Appeals court to Donald Trump's FCC: "Drop dead."

The federal appeals court in the DC circuit has overturned the FCC's decision to make it effectively impossible for people on tribal lands to make use of the federal "Lifeline} program that provides cheap broadband access to poor communities.

The order to freeze Native Americans out of Lifeline was typical of the style of Donald Trump's FCC and its chairman, the ex-Verizon executive Ajit Pai, whose arrogant overreach and administrative incompetence means that, time and again, he does not dot the eyes and cross the tees that must be seen to in order to create binding policy. Instead, Pai has treated his ideology — "corporate handouts and no regulation" — as a kind of trump card, which he can lay down to effect whatever changes he wants in the administrative branch.

But that's not how US law works. The administrative agencies are "expert agencies" and they have to show that they are soliciting expert, factual input to their rulemaking, and that the rules they arrive at reflect those facts. This process is far from perfect, and many's the administrative agency chair who's figured out how to stack the deck in their favor, but Pai doesn't stack the deck, he simply throws it away.

This incompetence is his downfall. Because the FCC could not justify its decision on the basis of even flimsy or one-sided evidence, the court struck it down.

Last week, the DC circuit heard an appeal of a case against the FCC that could reinstate Net Neutrality, and while the particulars differ, the shape of the case is the same: Ajit Pai didn't do the hard work, and tried to regulate like a monarch instead of a public servant, and so his order must not stand.

This ruling provides a preview of how the Federal Circuit appeals court views that argument, and it doesn't bode well for Pai, which is good news for America indeed.

A three-judge panel said the FCC failed to consider that facilities-based providers have been leaving the Lifeline program, and provided no evidence that banning resellers would spur new broadband deployment. The FCC also failed to properly consider how eliminating the subsidy in urban areas would affect consumers, judges determined.

The judges wrote:

For the following reasons, we grant the petitions for review. The Commission's adoption of these two limitations was arbitrary and capricious by not providing a reasoned explanation for its change of policy that is supported by record evidence. In adopting the Tribal Facilities Requirement, the Commission's decision evinces no consideration of the exodus of facilities-based providers from the Tribal Lifeline program. Neither does it point to evidence that banning resellers from the Tribal Lifeline program would promote network buildout. Nor does it analyze the impact of the facilities requirement on Tribal residents who currently rely on wireless resellers. Further, the Commission ignored that its decision is a fundamental change that adversely affects the access and affordability of service for residents of Tribal lands. Similarly, in adopting the Tribal Rural Limitation, the Commission's decision evinces no consideration of the impact on service access and affordability. Its decision does not examine wireless deployment data related to services to which most Tribal Lifeline recipients subscribe.
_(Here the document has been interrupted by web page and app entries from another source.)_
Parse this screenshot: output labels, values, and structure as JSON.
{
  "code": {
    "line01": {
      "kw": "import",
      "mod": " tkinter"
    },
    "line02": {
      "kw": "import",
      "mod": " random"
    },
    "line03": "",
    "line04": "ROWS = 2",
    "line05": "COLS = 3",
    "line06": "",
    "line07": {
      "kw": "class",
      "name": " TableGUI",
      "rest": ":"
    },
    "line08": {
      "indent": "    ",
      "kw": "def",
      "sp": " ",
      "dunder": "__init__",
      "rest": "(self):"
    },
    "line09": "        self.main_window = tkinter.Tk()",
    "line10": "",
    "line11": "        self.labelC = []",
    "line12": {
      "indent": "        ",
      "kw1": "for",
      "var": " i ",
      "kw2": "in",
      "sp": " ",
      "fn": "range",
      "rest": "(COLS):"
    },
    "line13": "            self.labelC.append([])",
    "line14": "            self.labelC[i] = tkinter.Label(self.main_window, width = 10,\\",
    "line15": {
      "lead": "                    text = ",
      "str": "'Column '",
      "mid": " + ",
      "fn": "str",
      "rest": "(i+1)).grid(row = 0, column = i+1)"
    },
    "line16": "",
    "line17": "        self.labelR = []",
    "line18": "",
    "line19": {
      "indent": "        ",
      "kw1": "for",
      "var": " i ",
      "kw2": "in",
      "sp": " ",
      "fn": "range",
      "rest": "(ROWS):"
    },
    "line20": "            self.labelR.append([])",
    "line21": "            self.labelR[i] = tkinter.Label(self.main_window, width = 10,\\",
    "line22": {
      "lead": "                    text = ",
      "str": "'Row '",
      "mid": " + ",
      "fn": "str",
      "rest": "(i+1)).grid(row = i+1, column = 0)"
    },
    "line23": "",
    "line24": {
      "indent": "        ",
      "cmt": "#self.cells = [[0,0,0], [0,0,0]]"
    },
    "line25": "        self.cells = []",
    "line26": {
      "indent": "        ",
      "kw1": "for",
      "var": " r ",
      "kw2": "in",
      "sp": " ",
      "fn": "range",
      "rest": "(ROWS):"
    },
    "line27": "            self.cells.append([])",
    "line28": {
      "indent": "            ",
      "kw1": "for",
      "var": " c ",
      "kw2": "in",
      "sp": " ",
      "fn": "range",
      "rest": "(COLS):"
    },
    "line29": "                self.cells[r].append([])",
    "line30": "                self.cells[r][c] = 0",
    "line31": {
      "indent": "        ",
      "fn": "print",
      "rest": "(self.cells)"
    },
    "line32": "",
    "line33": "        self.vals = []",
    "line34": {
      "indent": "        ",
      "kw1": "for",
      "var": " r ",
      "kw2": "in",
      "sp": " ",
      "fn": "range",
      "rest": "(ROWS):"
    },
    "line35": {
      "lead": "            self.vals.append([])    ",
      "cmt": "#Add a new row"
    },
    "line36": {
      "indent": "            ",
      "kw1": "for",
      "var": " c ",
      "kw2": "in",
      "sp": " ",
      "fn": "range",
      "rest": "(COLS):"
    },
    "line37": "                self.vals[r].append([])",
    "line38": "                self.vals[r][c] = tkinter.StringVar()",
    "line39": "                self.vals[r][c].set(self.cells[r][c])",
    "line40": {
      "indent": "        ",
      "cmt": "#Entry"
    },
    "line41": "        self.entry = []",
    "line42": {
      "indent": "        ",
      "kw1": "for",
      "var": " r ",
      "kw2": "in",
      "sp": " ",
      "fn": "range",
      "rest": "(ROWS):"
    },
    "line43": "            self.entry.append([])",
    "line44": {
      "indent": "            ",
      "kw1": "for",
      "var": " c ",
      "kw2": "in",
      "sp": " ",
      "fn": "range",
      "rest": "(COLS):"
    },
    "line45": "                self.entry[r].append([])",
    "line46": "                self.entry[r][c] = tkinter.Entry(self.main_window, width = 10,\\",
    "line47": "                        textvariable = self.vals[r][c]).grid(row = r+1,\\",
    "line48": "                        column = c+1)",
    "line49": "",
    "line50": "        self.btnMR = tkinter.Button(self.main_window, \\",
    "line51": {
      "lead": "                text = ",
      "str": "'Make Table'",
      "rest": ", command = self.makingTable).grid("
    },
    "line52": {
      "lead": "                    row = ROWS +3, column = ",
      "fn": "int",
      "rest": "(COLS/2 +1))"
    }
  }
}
In addition, the FCC "failed to provide an adequate opportunity for comment on the proposed limitations," judges wrote.

Ajit Pai loses in court—judges overturn gutting of Tribal broadband program [Jon Brodkin/Ars Technica]